Just a few days back, there were reports that India would emerge as Facebook's largest market, overtaking US as early as 2015. Now, what would happen if Facebook decided to ignore India today for Indonesia. It would lose its largest market in three years from now – a colossal loss indeed.
Earlier this month officials of Reckitt Benckiser (world's largest producer of household cleaning products) with brands like Dettol and Strepsils said it expects the Indian operations to become its biggest market globally in terms of revenue in the next 3-5 years. If India can contribute the largest revenue to a MNC behemoth like Reckitt, which has operations in 200 countries, that is fantastic indeed.

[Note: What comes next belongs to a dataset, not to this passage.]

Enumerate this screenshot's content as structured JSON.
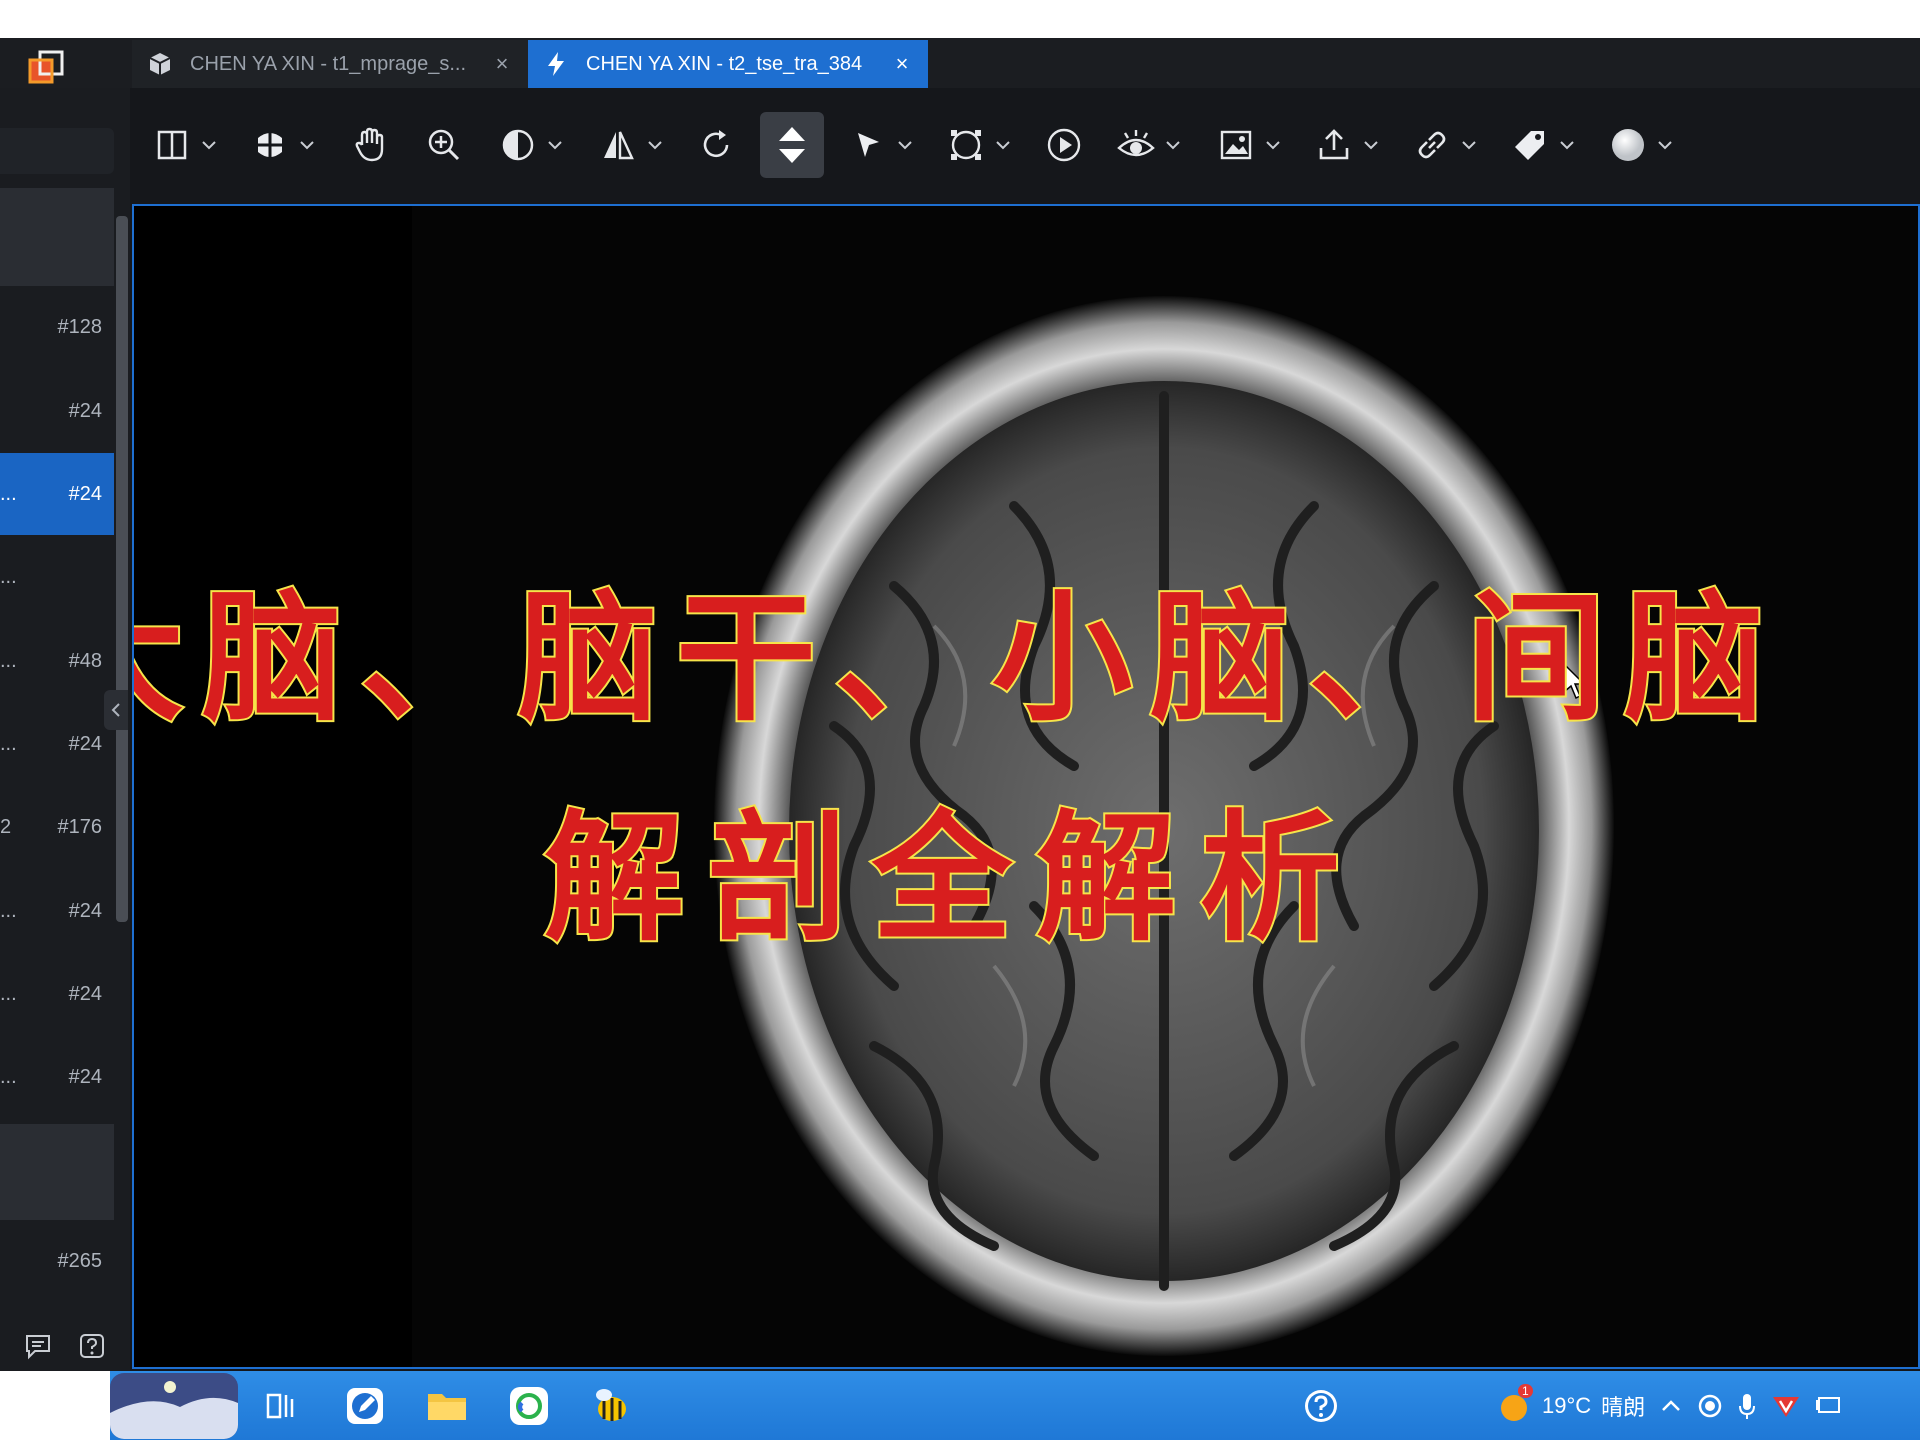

Last month LinkedIn said India had become its second largest market ahead of China. Similar comments have been echoed by Starwood and the US Exim Bank, which claim that India would be their largest markets in the next few years.
Indian stock commands a price to earnings multiple that is the highest amongst emerging and developed economies. The Sensex companies P/E mutiples, trade at a premium to developed economies. Why do investors pay a premium to own Indian stocks? It's simply because they bet on growth and are willing to pay a premium for the growth.
Foreign Direct Investment in Indonesia totalled, $19.3 billion in 2011. In FY 2011-12, FDI in India increased by 46.4 percent to $ 28.4 billion. One report says that India and China together attract 63% of the emerging market private equity.
Now, there are a series of comparisons that make India a better bet for foreigners, but let's take one last and the most important one – India's young population.
Sam Pitroda was recently quoted by IANS saying,"India's 238 million 15 to 24 year-olds equals the total population of the world's fourth most populous country, Indonesia." India's young population will increase by 136 million by 2020, as against 23 million anticipated for China.
That's going to be a huge working population in the next 10 years, with a market size that is gargantuan.
Foreigners can decide to ignore India due to short term concerns, but, may well lament their folly for not taking a longer term view. As for the reports on Indonesia replacing India in the BRIC, it may just be a case of "putting not a foot, but feet in the mouth".